Continued weekly claims (for those who had already filed for unemployment and been approved) stood at 2,479 in the county, a slight decrease from the previous week.
Approximately 12% of Fauquier County’s estimated 37,475 resident civilian workers have filed at least an initial unemployment claim during the pandemic, and 7% of the workforce filed an initial or continued claim during the latest filing week. (The workforce estimate comes from the U.S. Bureau of Labor Statistics.)
Statewide, in the week ending May 16, 44,699 workers filed initial claims for unemployment benefits, down 14% from the previous week and representing about the same percentage week-over-week decrease as in recent weeks.
Continued weekly claims stood at 392,673 in Virginia, up less than 3% from the previous week. There were only 18,177 continued claims filed statewide last year during the comparable week.
(VEC unemployment data are not seasonally adjusted.)
Phase 1 of Gov. Northam’s plan to lift restrictions on businesses and public gatherings began on Friday, May 15, for most Virginia localities – including Fauquier County – but not for some major population centers in Northern Virginia and around Richmond. The start of the reopening plan does not appear to have changed significantly recent trends in unemployment statistics either locally or statewide.
Accommodation and food service industries hit especially hard
According to statewide industry-level statistics released by the VEC for the week ending May 9, people employed in accommodation and food service industries continue to make up the largest percent of those filing initial claims, but their share has fallen since the pandemic response began to cause mass layoffs. In the week ending March 21, these workers made up 45% of those filing initial claims; in the most recent week, that figure stood at 19%.

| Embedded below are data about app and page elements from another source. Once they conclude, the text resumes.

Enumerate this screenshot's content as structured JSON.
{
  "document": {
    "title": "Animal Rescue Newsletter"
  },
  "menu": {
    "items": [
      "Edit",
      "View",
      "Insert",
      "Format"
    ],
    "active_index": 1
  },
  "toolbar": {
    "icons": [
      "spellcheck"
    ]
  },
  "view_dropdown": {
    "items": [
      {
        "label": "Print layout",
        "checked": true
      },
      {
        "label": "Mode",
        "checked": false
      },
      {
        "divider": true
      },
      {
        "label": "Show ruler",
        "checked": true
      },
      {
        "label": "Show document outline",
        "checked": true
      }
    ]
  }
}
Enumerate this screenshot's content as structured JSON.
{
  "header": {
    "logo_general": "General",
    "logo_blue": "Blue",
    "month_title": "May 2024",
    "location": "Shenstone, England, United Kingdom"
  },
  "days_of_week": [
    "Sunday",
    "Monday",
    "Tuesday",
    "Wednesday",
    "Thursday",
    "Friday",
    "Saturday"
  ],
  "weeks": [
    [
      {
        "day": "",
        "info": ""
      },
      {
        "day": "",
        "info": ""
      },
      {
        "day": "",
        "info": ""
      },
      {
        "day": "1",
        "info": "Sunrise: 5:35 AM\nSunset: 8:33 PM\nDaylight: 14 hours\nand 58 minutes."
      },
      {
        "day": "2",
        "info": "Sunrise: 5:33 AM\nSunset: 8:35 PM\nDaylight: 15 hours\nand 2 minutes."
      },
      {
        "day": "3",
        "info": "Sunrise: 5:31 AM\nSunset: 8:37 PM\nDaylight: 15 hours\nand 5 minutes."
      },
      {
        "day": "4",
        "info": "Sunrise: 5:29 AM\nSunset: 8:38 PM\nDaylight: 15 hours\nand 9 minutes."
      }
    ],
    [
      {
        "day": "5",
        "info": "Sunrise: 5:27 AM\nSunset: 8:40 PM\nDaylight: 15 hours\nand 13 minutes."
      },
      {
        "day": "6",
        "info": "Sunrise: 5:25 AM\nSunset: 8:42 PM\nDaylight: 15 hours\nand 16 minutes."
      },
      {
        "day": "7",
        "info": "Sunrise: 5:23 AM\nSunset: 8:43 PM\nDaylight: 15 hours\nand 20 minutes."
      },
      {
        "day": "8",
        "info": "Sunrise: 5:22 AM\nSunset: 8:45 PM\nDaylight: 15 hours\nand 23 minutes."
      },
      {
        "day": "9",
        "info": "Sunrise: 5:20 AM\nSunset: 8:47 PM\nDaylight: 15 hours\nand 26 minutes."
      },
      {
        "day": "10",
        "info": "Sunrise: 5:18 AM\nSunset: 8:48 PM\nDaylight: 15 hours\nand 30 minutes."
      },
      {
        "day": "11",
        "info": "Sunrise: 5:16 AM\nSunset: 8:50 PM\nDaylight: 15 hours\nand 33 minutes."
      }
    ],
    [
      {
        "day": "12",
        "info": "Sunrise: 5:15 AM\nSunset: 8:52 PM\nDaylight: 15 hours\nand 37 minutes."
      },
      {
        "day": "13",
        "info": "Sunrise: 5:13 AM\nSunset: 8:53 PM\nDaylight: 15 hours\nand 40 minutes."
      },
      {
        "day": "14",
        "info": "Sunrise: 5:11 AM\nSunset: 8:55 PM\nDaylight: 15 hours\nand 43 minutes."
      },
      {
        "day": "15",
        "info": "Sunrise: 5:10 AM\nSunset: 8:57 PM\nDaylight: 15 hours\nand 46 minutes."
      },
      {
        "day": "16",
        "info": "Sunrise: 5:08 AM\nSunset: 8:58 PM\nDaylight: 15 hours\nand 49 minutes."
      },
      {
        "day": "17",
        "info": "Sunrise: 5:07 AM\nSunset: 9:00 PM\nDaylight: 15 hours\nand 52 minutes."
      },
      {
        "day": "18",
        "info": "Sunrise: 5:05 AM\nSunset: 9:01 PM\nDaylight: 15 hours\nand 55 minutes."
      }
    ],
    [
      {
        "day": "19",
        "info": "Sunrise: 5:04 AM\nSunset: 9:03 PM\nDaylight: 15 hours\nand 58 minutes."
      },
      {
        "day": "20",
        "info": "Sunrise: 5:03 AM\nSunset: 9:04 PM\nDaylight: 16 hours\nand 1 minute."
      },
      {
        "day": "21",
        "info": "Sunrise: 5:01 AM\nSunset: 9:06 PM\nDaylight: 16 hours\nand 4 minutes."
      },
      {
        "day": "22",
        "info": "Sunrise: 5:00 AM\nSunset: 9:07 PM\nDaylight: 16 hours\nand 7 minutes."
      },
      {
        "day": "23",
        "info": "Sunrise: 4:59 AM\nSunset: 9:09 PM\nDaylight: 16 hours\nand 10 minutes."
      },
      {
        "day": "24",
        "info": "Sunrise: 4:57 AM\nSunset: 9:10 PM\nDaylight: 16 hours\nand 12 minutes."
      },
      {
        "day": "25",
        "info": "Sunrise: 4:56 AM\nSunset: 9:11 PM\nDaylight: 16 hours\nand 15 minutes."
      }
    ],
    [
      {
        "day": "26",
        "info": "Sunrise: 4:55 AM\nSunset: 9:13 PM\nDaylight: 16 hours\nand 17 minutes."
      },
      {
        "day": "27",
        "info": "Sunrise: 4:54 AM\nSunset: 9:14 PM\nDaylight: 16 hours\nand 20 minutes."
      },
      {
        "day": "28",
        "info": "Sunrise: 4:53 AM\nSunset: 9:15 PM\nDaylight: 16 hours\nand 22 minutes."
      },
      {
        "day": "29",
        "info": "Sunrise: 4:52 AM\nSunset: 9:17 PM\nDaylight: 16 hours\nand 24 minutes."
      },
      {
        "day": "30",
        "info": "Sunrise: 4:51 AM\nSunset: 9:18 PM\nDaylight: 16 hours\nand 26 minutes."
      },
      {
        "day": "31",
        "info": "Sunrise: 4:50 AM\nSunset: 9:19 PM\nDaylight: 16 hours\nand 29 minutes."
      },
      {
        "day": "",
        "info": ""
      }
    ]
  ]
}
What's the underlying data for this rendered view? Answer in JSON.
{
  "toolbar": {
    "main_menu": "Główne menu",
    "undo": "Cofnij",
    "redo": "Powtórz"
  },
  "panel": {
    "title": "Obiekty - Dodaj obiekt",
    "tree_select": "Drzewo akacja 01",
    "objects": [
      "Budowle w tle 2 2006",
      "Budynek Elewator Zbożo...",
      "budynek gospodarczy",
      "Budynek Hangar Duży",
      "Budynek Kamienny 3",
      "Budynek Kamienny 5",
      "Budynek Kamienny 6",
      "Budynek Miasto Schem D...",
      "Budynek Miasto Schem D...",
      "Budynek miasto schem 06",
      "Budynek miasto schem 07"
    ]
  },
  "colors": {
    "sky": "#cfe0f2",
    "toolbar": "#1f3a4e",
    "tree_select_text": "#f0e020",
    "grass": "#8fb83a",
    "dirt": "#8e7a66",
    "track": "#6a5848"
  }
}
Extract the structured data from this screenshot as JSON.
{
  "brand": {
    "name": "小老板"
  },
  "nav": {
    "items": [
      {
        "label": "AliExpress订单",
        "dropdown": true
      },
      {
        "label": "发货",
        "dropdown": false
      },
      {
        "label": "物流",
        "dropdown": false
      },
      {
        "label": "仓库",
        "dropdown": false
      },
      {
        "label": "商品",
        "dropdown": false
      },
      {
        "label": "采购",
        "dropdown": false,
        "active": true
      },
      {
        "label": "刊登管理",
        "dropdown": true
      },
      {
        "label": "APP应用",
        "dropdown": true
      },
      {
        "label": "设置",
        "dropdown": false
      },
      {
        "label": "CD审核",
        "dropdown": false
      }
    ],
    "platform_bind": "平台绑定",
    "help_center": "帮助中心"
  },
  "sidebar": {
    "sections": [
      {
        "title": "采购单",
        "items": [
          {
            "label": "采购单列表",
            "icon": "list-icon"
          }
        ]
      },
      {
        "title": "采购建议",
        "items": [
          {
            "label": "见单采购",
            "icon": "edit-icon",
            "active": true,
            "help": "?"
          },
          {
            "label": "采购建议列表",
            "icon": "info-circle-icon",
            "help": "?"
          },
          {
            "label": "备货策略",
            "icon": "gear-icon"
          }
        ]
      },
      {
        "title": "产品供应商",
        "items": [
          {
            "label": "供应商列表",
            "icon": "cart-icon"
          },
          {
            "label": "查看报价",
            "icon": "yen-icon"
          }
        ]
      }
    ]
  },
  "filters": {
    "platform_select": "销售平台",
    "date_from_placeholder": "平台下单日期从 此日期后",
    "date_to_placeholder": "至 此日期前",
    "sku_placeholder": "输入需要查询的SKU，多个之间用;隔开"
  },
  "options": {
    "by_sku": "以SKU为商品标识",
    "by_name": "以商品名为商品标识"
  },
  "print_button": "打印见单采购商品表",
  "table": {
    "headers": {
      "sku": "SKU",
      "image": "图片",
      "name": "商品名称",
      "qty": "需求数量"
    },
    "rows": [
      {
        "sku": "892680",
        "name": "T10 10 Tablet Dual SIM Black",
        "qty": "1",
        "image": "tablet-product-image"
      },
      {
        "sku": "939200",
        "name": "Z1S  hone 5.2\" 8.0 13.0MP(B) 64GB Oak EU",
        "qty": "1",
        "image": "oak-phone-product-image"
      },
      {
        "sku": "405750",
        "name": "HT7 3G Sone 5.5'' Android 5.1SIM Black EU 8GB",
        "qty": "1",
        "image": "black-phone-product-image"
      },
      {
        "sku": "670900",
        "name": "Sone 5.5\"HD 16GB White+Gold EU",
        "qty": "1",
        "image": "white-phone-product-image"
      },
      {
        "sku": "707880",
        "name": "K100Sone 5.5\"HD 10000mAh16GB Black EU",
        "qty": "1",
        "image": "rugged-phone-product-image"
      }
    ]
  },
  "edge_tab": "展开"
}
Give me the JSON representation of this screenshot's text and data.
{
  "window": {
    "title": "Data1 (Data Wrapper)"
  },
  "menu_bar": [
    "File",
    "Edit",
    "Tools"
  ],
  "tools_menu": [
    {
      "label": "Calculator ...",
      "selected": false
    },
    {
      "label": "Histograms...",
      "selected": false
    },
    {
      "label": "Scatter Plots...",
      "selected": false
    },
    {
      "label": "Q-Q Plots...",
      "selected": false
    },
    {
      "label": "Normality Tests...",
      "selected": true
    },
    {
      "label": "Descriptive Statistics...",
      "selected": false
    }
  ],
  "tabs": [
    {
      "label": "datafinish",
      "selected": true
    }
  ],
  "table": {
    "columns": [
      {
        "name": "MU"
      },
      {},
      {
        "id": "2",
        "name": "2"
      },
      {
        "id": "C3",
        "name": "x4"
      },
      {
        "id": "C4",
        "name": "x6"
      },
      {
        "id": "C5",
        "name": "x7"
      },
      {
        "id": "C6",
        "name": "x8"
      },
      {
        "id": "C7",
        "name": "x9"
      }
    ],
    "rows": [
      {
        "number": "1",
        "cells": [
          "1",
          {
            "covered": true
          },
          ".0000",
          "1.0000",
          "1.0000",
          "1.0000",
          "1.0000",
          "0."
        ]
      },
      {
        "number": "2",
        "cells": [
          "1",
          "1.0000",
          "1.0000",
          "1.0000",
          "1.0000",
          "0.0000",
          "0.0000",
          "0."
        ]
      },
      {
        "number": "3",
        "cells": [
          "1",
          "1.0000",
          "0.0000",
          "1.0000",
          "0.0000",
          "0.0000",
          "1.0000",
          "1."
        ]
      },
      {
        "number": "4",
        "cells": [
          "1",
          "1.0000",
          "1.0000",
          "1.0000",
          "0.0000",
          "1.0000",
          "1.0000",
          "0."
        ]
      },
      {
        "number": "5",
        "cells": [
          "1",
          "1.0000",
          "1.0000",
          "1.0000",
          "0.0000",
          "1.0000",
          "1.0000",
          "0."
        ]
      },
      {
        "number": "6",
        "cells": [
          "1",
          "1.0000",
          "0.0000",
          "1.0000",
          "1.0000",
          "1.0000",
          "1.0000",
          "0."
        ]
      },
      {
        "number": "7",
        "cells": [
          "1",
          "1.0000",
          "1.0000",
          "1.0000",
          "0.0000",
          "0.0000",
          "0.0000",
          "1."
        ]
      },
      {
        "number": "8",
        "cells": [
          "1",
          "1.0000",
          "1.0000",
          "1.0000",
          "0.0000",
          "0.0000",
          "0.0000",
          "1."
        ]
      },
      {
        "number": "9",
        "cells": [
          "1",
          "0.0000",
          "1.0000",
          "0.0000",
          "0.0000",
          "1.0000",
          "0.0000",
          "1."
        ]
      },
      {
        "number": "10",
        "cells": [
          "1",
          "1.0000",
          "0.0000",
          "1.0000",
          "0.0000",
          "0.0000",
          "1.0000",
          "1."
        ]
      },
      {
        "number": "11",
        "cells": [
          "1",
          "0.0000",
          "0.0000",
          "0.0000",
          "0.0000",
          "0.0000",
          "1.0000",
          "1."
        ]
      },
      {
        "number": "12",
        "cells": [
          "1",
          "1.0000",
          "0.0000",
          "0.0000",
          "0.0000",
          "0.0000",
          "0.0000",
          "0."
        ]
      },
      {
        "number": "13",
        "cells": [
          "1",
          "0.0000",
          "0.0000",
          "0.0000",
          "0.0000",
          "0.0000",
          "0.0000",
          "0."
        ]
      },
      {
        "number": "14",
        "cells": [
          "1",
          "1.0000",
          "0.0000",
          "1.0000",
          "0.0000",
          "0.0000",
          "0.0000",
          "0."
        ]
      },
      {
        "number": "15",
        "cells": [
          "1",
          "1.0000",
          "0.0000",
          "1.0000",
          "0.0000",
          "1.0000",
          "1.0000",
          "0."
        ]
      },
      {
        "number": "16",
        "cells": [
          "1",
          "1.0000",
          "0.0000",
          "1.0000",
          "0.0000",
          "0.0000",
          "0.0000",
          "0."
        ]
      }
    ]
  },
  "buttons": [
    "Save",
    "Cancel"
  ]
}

The share of initial claimants who are retail workers has almost doubled since March 21, from 8% to 15%. Job losses in the health care and social assistance industries followed, most recently accounting for 13% of the total of initial claims.
Women, young and black workers disproportionally affected
According to the most recent demographic data, compiled by the VEC during the week ending May 9, job losses statewide continue to affect especially women, young and black workers.
In that week, 48% of workers filing initial claims statewide were under the age of 35. Women made up 53% of claimants; African Americans, despite making up 19% of the state’s population, made up 33% of new unemployment claims; white workers made up 46% of claimants, despite representing 67% of the state’s population.
Workers of Asian-Pacific ethnicity made up 10% of claims, and those of Hispanic ancestry made up just 0.38% of initial claims that week. The ethnicity of 8% of claimants were not reported.
Overall, 77% of Virginia weekly claimants did not have a four-year college degree.
Initial claims down 9% nationally compared to previous week
Nationwide, the number of seasonally adjusted initial claims for unemployment insurance totaled 2.4 million for the week ending May 16, a decrease of 9% from the previous week’s revised total. A cumulative total of 38.6 million workers have filed at least an initial claim for unemployment insurance over nine weeks.
The unemployment rate for April was announced by the U.S. Bureau of Labor Statistics at 14.7%, the highest seasonally adjusted rate recorded since that statistic was first introduced in 1947. The household survey, which along with a survey of firms is the basis for the BLS employment calculations, was conducted from April 12 through April 18.
The national unemployment rate for May will be released on June 5.